→ **TASK OBJECTIVE**: What is needed is every line of the material that contains "true".

→ **RECORD SET**:
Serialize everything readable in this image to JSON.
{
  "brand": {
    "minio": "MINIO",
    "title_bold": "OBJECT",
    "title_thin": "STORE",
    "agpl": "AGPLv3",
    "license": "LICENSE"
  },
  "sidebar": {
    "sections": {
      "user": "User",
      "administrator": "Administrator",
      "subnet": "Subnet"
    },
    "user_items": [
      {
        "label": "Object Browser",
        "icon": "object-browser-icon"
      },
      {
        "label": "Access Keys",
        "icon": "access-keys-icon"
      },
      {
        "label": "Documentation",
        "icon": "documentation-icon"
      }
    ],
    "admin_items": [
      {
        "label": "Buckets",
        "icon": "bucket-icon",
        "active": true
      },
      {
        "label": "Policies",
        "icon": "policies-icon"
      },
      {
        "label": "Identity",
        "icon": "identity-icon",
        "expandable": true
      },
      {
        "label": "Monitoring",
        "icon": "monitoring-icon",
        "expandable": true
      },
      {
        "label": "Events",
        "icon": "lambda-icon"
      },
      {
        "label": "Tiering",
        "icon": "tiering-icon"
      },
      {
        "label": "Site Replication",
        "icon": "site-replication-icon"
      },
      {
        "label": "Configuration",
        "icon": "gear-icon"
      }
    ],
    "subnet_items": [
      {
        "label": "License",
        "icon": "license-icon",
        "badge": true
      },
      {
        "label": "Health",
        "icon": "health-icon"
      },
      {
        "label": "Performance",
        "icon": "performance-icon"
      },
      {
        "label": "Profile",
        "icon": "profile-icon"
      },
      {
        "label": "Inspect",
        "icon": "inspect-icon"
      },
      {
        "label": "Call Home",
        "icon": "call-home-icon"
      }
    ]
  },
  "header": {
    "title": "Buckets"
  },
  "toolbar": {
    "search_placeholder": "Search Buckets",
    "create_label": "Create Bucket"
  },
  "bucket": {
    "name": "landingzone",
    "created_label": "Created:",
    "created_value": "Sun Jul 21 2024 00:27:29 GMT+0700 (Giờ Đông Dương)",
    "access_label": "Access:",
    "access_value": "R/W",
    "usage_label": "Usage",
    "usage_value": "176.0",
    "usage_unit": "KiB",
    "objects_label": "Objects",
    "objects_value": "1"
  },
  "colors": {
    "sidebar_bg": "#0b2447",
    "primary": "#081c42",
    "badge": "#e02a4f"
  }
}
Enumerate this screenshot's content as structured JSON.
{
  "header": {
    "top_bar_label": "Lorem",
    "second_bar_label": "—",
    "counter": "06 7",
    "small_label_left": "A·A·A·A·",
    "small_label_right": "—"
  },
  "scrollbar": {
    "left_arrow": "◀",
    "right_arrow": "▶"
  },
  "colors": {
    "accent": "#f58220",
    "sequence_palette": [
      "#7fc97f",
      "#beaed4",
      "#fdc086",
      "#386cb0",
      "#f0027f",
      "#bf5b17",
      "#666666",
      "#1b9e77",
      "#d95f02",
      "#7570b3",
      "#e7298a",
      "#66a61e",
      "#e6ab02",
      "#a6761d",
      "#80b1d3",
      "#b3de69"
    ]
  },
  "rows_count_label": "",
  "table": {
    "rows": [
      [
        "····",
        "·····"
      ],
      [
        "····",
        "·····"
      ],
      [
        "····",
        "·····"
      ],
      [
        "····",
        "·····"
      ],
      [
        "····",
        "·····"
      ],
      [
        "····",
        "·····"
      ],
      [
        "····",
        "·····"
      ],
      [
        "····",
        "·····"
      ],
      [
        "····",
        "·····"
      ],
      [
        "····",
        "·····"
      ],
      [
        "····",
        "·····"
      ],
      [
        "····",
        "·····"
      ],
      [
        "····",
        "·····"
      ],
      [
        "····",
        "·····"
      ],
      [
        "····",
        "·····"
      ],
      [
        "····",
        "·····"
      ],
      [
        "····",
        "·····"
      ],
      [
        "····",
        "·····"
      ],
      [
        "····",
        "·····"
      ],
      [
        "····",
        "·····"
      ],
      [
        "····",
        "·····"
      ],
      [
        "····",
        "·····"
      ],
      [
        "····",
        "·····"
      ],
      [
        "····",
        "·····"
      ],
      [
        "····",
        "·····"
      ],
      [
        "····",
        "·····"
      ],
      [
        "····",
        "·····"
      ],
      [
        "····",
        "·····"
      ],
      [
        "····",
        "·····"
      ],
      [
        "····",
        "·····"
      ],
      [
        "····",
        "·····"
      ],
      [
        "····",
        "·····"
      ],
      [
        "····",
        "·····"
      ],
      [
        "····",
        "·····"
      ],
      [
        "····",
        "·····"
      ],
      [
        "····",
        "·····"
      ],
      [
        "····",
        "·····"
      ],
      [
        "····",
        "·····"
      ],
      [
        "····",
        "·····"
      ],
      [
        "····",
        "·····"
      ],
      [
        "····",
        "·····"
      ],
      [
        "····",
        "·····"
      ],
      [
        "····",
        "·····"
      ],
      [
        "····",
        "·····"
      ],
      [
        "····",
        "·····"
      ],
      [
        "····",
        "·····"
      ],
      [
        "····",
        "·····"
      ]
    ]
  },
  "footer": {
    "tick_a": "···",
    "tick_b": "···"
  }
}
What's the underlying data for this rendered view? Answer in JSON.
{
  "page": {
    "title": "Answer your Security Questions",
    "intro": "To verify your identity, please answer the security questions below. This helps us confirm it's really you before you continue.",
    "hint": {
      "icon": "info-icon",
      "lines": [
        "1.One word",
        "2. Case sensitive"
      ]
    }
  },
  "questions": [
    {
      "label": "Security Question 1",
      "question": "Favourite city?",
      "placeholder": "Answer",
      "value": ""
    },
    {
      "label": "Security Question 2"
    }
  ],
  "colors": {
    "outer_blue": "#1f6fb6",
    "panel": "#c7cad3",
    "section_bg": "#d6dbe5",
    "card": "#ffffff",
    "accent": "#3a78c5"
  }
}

→ **RESPONSE TO THE TASK**:
        "active": true
        "expandable": true
        "expandable": true
        "badge": true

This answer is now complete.